The ABS publishes large amounts of data on many aspects of the economy. Significant amount of the data used to compile Australian National Accounts: Finance and Wealth are from administrative data from the Australian Prudential Regulation Authority (APRA), ABS Survey of Financial Information (SFI) and the ABS Survey of International Investment (SII), and are therefore consistent with the published information in the Balance of Payments and International Investment Position, Australia (cat. no. 5302.0) and Managed Funds, Australia (cat. no. 5655.0). While there may be, for example some differences in data classifications, there are formal processes in place to ensure that the staff from areas providing data and national accounts staff, come to a common view of the statistical treatment of current economic events.
Australian National Accounts: Finance and Wealth statistics are also consistent and reconcilable with external data sources such as the Australian Stock Exchange (ASX) market capitalisation, Australian Office of Financial Management (AOFM) data (e.g. government bond issuances) and Reserve Bank bulletin tables (e.g. components of credit aggregates).
In concept, the net lending/borrowing derived from the capital account is identical to the change in financial position derived from the financial account. However, in practice, this equality is rarely achieved and the extent to which the measures are different is represented in the item 'net errors and omissions'. On a sectoral basis, the ABS maintains net errors and omissions close to zero for the national general government and rest of the world sectors.
Australian National Accounts: Finance and Wealth contains capital accounts and financial profiles of each sector and some sub-sectors of the economy and the market for each conventional financial instrument.
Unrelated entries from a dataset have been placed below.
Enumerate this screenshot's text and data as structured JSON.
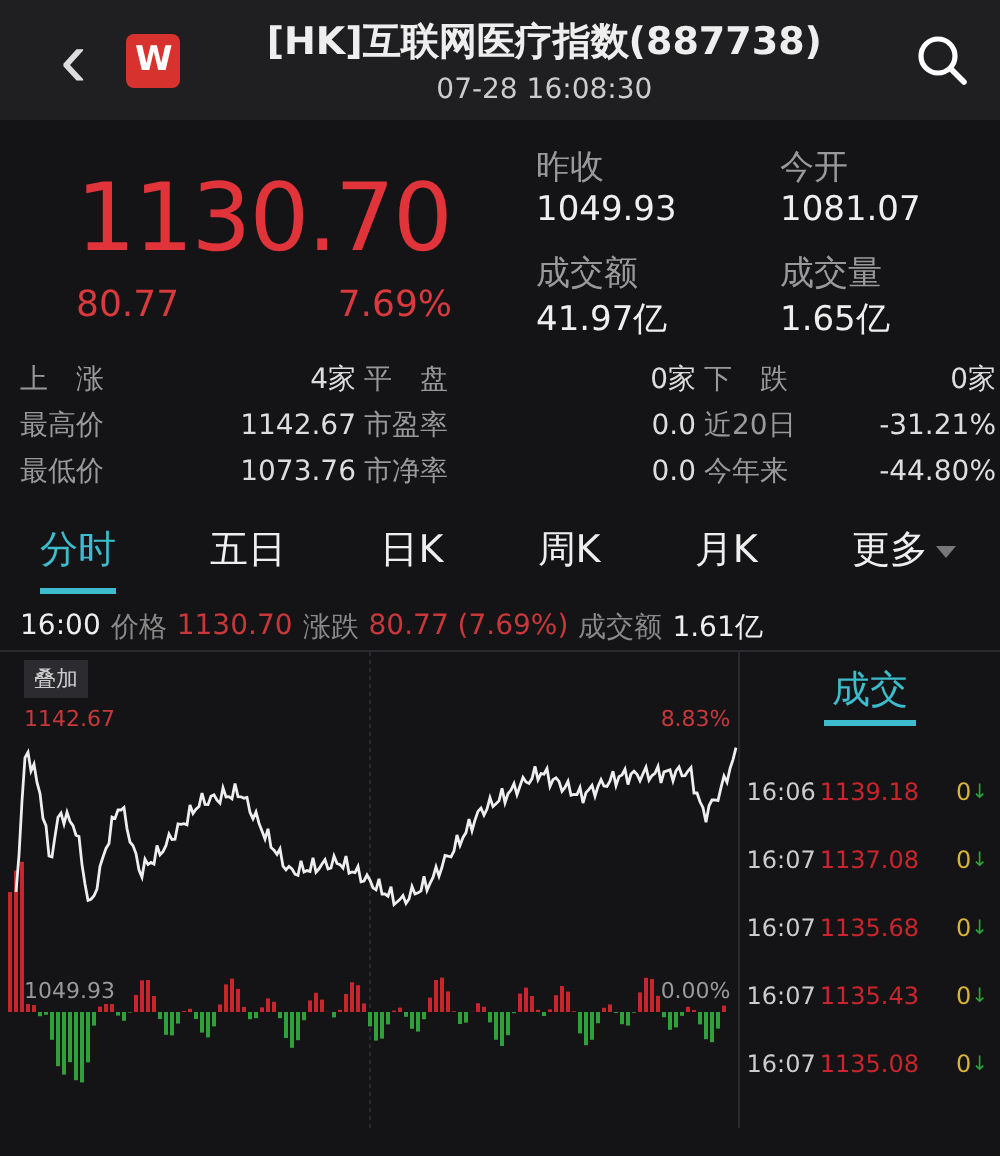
{
  "header": {
    "back": "‹",
    "logo": "W",
    "title": "[HK]互联网医疗指数(887738)",
    "time": "07-28 16:08:30"
  },
  "quote": {
    "price": "1130.70",
    "change": "80.77",
    "percent": "7.69%"
  },
  "summary": [
    {
      "label": "昨收",
      "value": "1049.93"
    },
    {
      "label": "今开",
      "value": "1081.07"
    },
    {
      "label": "成交额",
      "value": "41.97亿"
    },
    {
      "label": "成交量",
      "value": "1.65亿"
    }
  ],
  "stats": [
    {
      "label": "上　涨",
      "value": "4家"
    },
    {
      "label": "平　盘",
      "value": "0家"
    },
    {
      "label": "下　跌",
      "value": "0家"
    },
    {
      "label": "最高价",
      "value": "1142.67"
    },
    {
      "label": "市盈率",
      "value": "0.0"
    },
    {
      "label": "近20日",
      "value": "-31.21%"
    },
    {
      "label": "最低价",
      "value": "1073.76"
    },
    {
      "label": "市净率",
      "value": "0.0"
    },
    {
      "label": "今年来",
      "value": "-44.80%"
    }
  ],
  "tabs": [
    {
      "label": "分时",
      "selected": true
    },
    {
      "label": "五日",
      "selected": false
    },
    {
      "label": "日K",
      "selected": false
    },
    {
      "label": "周K",
      "selected": false
    },
    {
      "label": "月K",
      "selected": false
    },
    {
      "label": "更多",
      "selected": false,
      "dropdown": true
    }
  ],
  "info": {
    "time": "16:00",
    "price_label": "价格",
    "price": "1130.70",
    "change_label": "涨跌",
    "change": "80.77 (7.69%)",
    "amount_label": "成交额",
    "amount": "1.61亿"
  },
  "chart": {
    "overlay_button": "叠加",
    "high": "1142.67",
    "high_pct": "8.83%",
    "base": "1049.93",
    "base_pct": "0.00%"
  },
  "trades": {
    "tab": "成交",
    "rows": [
      {
        "time": "16:06",
        "price": "1139.18",
        "volume": "0",
        "arrow": "↓"
      },
      {
        "time": "16:07",
        "price": "1137.08",
        "volume": "0",
        "arrow": "↓"
      },
      {
        "time": "16:07",
        "price": "1135.68",
        "volume": "0",
        "arrow": "↓"
      },
      {
        "time": "16:07",
        "price": "1135.43",
        "volume": "0",
        "arrow": "↓"
      },
      {
        "time": "16:07",
        "price": "1135.08",
        "volume": "0",
        "arrow": "↓"
      }
    ]
  }
}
There are tables showing intersectoral financial transactions and measures of sectoral financial surpluses and deficits. Analysis and commentary is also included with each publication to provide more information and discussion of the estimates. For further information, please refer to Australian System of National Accounts: Concepts, Sources and Methods (cat. no. 5216.0).
Comprehensive quarterly Australian National Accounts: Finance and Wealth statistics are available free of charge from the ABS website. The publication is available in web format only along with time series spreadsheets for major data series. The ABS website contains analysis of the latest data and supporting graphs and charts.
For links to all national accounts related data and publications, recent national accounts changes and forthcoming events, relevant websites and a range of other information about the Australian National Accounts, please see the National Accounts Statistics homepage.
The Australian National Accounts: Finance and Wealth tables in Excel spreadsheets can be downloaded from the 'Downloads' tab on this page.